Doctors say children can benefit the most from cow and goat milk in Ukraine. As for adults, everything is individual here, and at the same time, many myths about milk live in the world. Having information about what is contained in milk, regardless of its type and having tried it on yourself, it is much easier to make a choice in favor of one or another product. Remember that pasteurized milk is safer than raw milk.

Drink to the bottom: the connection between milk and cholesterol has been refuted | Articles

Regular consumption of milk cannot be associated with elevated cholesterol levels. This conclusion was made by researchers at the University of Reading and several other scientific institutions in the UK and Australia and New Zealand. The work was published in the International Journal of Obesity. Details – in the material “Izvestia”.

Warm White

In three large populations, scientists observed that people who consumed milk on a regular basis had lower levels of both “good” and “bad” cholesterol, although their body mass index was on average higher than that of people who did not drink milk.
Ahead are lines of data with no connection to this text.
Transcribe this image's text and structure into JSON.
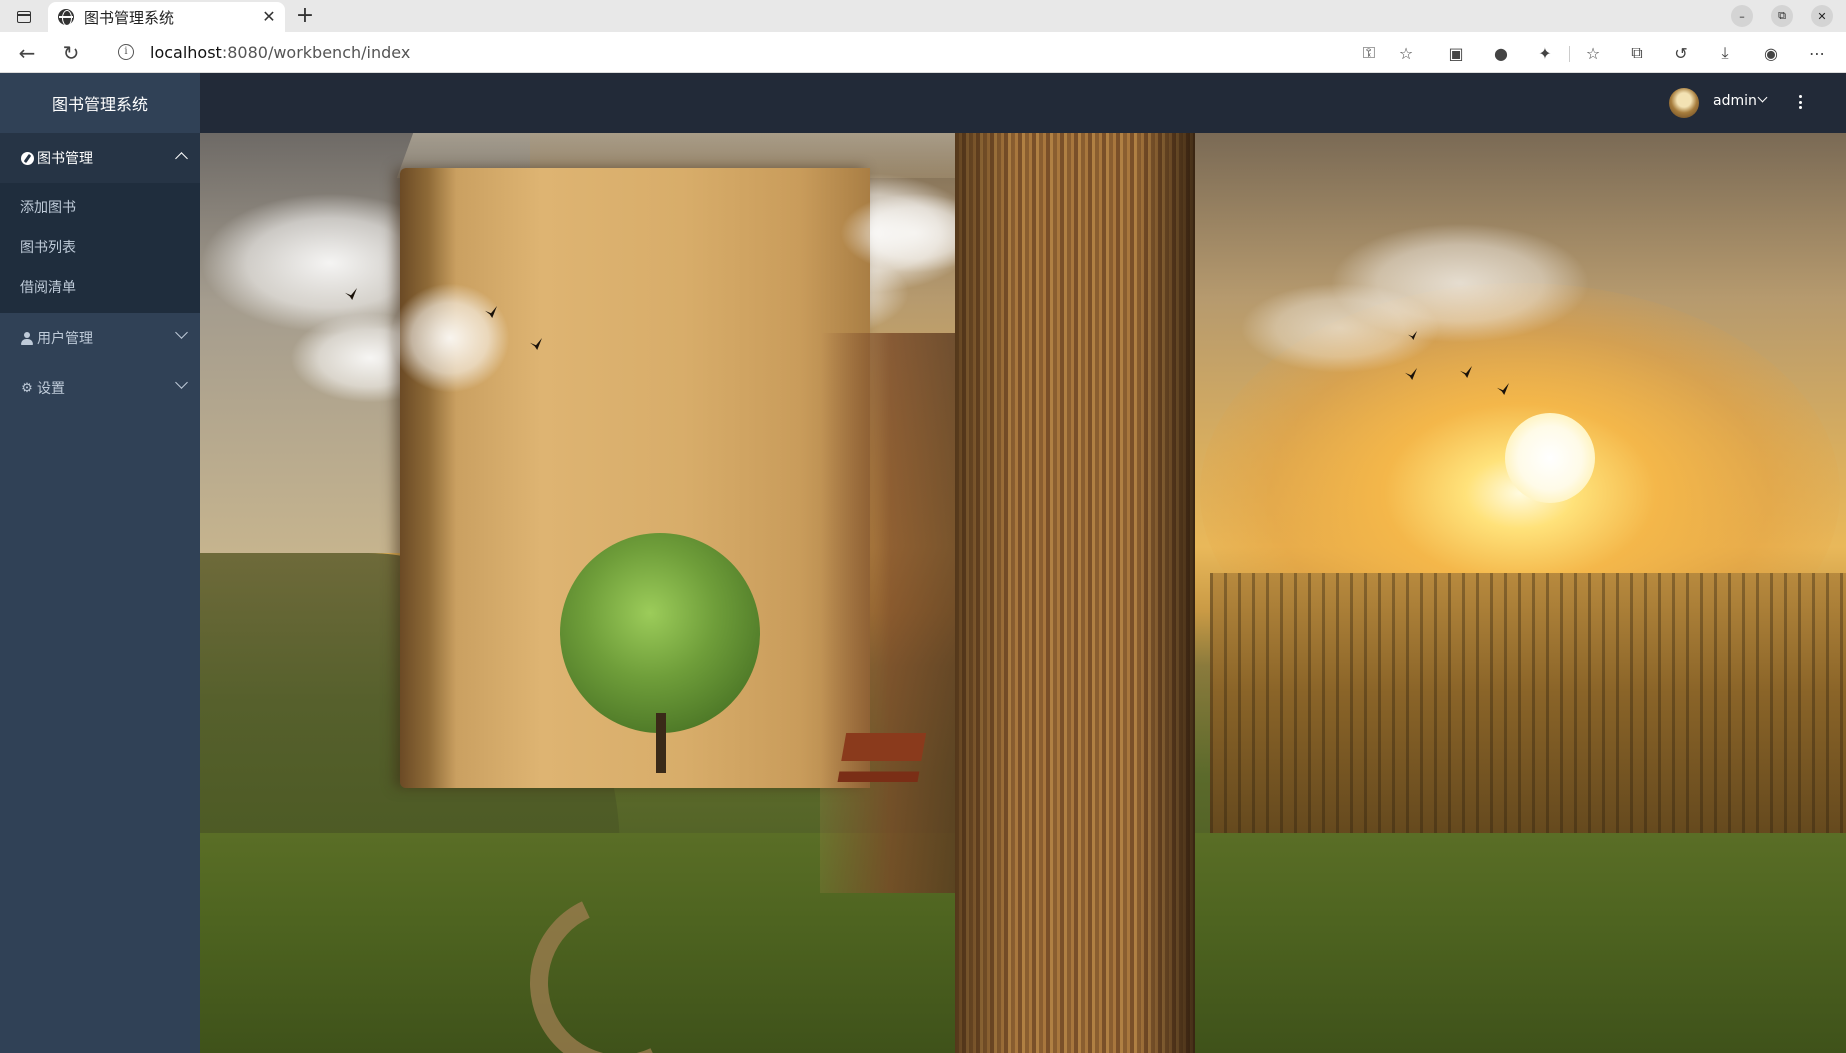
{
  "browser": {
    "tab_title": "图书管理系统",
    "url_host": "localhost",
    "url_rest": ":8080/workbench/index",
    "icons": [
      "sidebar-toggle-icon",
      "globe-icon",
      "close-icon",
      "plus-icon",
      "back-icon",
      "reload-icon",
      "info-icon",
      "key-icon",
      "star-add-icon",
      "extension-icon",
      "cookie-icon",
      "puzzle-icon",
      "favorites-icon",
      "collections-icon",
      "history-icon",
      "download-icon",
      "profile-icon",
      "more-icon",
      "minimize-icon",
      "restore-icon",
      "window-close-icon"
    ]
  },
  "app": {
    "logo_title": "图书管理系统",
    "menu": [
      {
        "label": "图书管理",
        "icon": "compass-icon",
        "expanded": true,
        "children": [
          "添加图书",
          "图书列表",
          "借阅清单"
        ]
      },
      {
        "label": "用户管理",
        "icon": "user-icon",
        "expanded": false
      },
      {
        "label": "设置",
        "icon": "gear-icon",
        "expanded": false
      }
    ],
    "navbar": {
      "username": "admin"
    },
    "colors": {
      "sidebar_bg": "#304156",
      "submenu_bg": "#1f2d3d",
      "navbar_bg": "#222a38",
      "menu_text": "#bfcbd9"
    },
    "hero_image": "open-book-landscape-illustration"
  }
}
It turned out that the risk of coronary heart disease in milk drinkers is 14% less.

The new paper comes after several controversial studies that have tried to find a link between high consumption of milk and dairy products and cardiometabolic diseases like obesity and diabetes. To rule out the influence of different sample sizes or factors such as ethnicity, the team conducted a meta-analysis of the data 1.9million people from the British Biobank.

Photo: Depositphotos/makidotvn

In addition, a genetic approach was applied, taking into account in their calculations the gene responsible for the production of the lactase enzyme, which is needed for the breakdown of milk sugars (lactose).

The analysis found that although those with the gene were, on average, 11% less likely to develop type 2 diabetes, the study found no association between higher milk intake and increased risk of diabetes or associated symptoms such as increased glucose levels of inflammatory biomarkers.

No risk

University of Reading Nutrigenetics professor Vimal Karani says the study clearly shows that there is no increased risk of cardiovascular disease from milk consumption, despite the fact that dairy drinkers on average have a higher body mass index and more body fat. However, the work, according to the scientist, could not determine the cause of this phenomenon. “It is not clear whether low cholesterol is a consequence of the fat content in dairy products or if some hitherto unexplored “milk factor” intervened,” the scientist noted.

The discussion about the potential harm or benefit of milk and dairy products has been going on among doctors and nutritionists for many years. American doctors in their dietary prescriptions for 2015-2020 urged adults to consume “milk” up to three times a day. However, the World Health Organization has strongly recommended reducing milk consumption in recent years due to the saturated fats found in dairy products that were thought to cause increased risks of heart disease. WHO considers that milk and its derivatives should not exceed 10% of the daily calories received by a person.

Photo: TASS/Egor Aleev

At the same time, doctors noted that dairy products contain many useful compounds, including some amino acids and phospholipids. In addition, in 2018, The Lancet published a study according to which the consumption of three servings of dairy products a day reduces the risk of developing cardiovascular diseases by three times. The researchers emphasized that countries and segments of the population showed similar differences in mortality, regardless of income level.

Good for the heart

Another study from Harvard University found no link between milk and cardiovascular disease. The authors noted that much depends on what people eat instead of milk – plant foods or red meat. At the same time, experts advised a diet that relies less on saturated fats.